Think of a pro cyclist and who you think of? Alberto Contador, Philippe Gilbert or Mark Cavendish? Well they’re amongst the obvious picks. But if you wanted to pick the typical pro, think of a 27 year old Frenchman instead because that’s what the numbers say.
Having looked at the World Tour stats across 18 teams, now it’s time to take a broader view across all the 38 teams in the World Tour and the Pro Continental circuit plus to look at the differences between these two groups.
Overall there are currently 914 riders with an average age of 27.7 years. France just beats Italy as the largest supplier of professional cyclists but there are some surprising results from some countries, for example did you know Colombia has more pros than Britain or Denmark? Or that the US has more pros than Germany?
Oldest and youngest riders
Davide Rebellin is the peloton’s oldest pro. The Italian was born in August 1971 and now rides for Polish team CCC Polsat. At the other end, Andrei Strelkov of Team Novo Nordisk-Type 1 is the youngest registered rider. Such is the gulf in age between these two that Rebellin had already turned pro and was racking up results like a fifth place in the 1994 Amstel Gold Race before Strelkov was even born.
Oldest and youngest teams
The average pro is aged 27.7 years, an age shared by a few riders including Chris Froome, Mark Cavendish, Greg Van Avermaet and Tony Martin. I covered how Team Saxo-Tinkoff is the oldest team with an average age of over 30. Meanwhile Giro wildcard winners Bardiani Valvole-CSF Inox average under 24, so young that the team’s “veteran” rider is Stefano Pirazzi who is just 25. The Italian team are younger than Flemish development squad Topsport Vlaanderen and their 24.2 years.

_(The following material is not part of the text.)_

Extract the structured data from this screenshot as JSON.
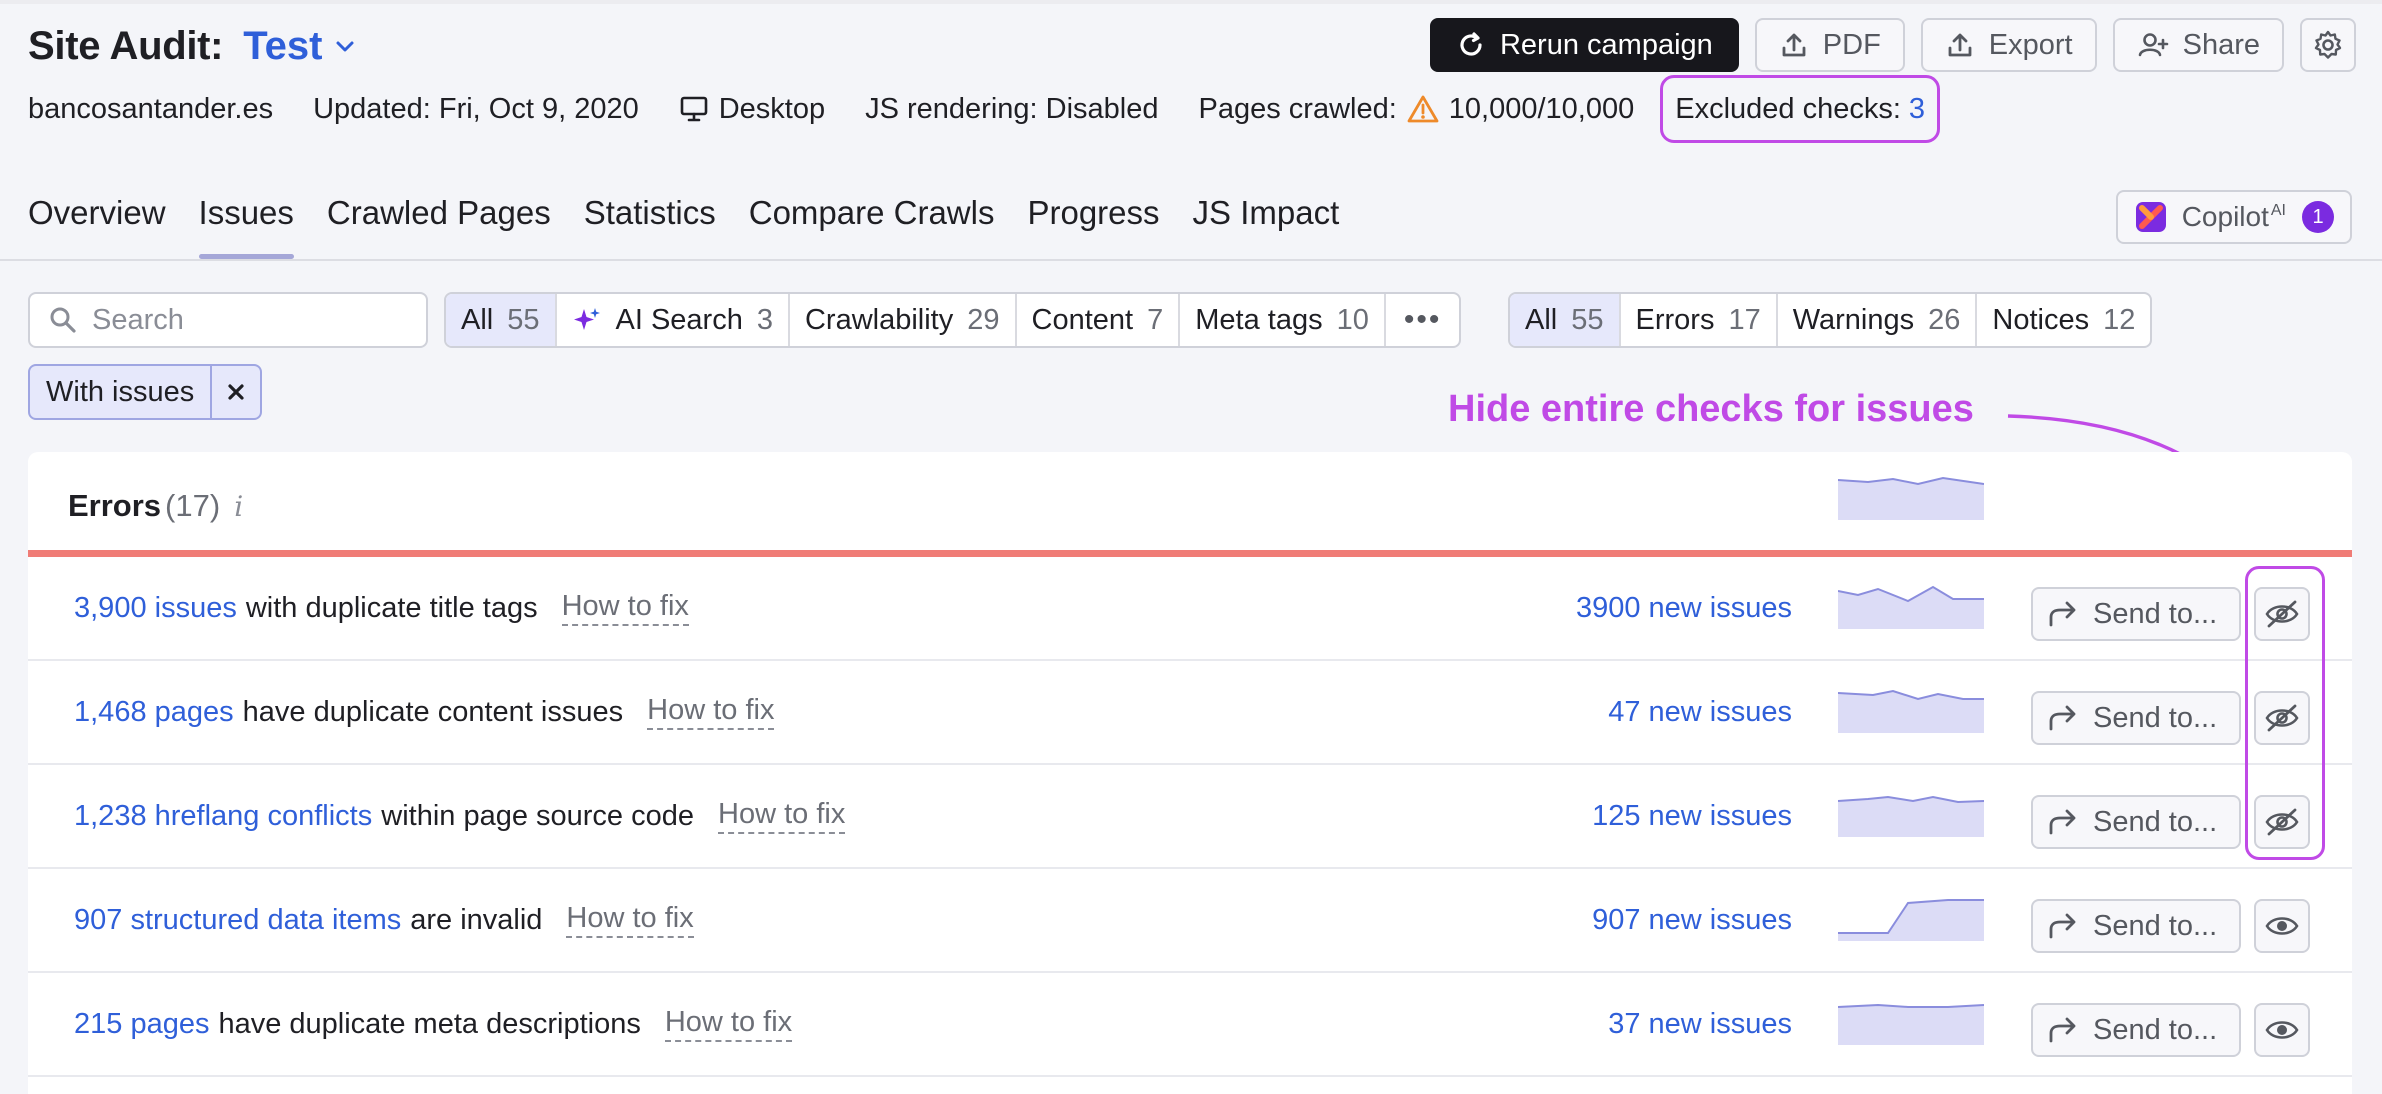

The chart shows each nation ranked by the number of pro cyclists. France is the biggest provider of pros, beating Italy by one rider. Belgium, Spain and the Netherlands come next. But note the presence next of Australia and the US. Colombia has several top pros with Sky, Movistar and Ag2r but also its own quasi-national team Colombia. Thanks to Rusvelo’s registration Russia gets a lot more pros but we are still missing Katusha for now. Note Britain has 19 pros but if cycling is flourishing there, it has fewer pros than Poland. And note the Netherlands has three World Tour teams which means a big demand for Dutchmen, so much so that of the 56 pros, only five ride for Pro Conti squads.
Off the chart, note Norway and Eritrea share six cyclists each. Clearly the likes of Boasson Hagen, Hushovd, Nordhaug count for more in the rankings but it shows the spread of the sport and as much as Norway provides quality, it’s a small nation for men’s road cycling. Similarly Slovakia has only four pros and two names: the Velits twins Martin and Peter and the Sagan brothers, Peter and Juraj. Four pros is the same sum as China. Peter Sagan alone outranks the entire Chinese nation for now.
Still for all the talk of globalisation the sport is firmly rooted in Europe with over three quarters of riders coming from Western and Central Europe, effectively the European Union nations plus Norway and Switzerland. The pie chart below shows each region:
World Tour vs Pro Conti
The World Tour is older, riders average 28.2 years whilst Pro Conti riders average 26.3 but it’s hard to read much into this as the second division has several teams with a developmental vocation and therefore you’d expect a lower age.
The mix of nations is reasonably similar with 43 nations in the World Tour and 45 in the Pro Conti ranks. We are left with a few oddities: 12 Danes and 11 Kazakhs in the World Tour but not one in the second division.
If we had a pick an average rider it would be Cédric Pineau, pictured at the top. He is both 27.7 years old and French, in fact the only rider with this label. He is therefore, in a statistical sense, Mr Average. If it’s mean… it’s mean as in average and no more. Pineau is a valuable worker for his team and finished the Tour de France last summer, an above-average achievement.
Photo by Laurie Beylier.
- Finally a quick word on methodology. These are the World Tour and Pro Continental riders. There are many professional cyclists earning a living at the third tier, known as “UCI Continental” but these ranks also include a lot of part-time riders and feeder teams so I’ve not counted them.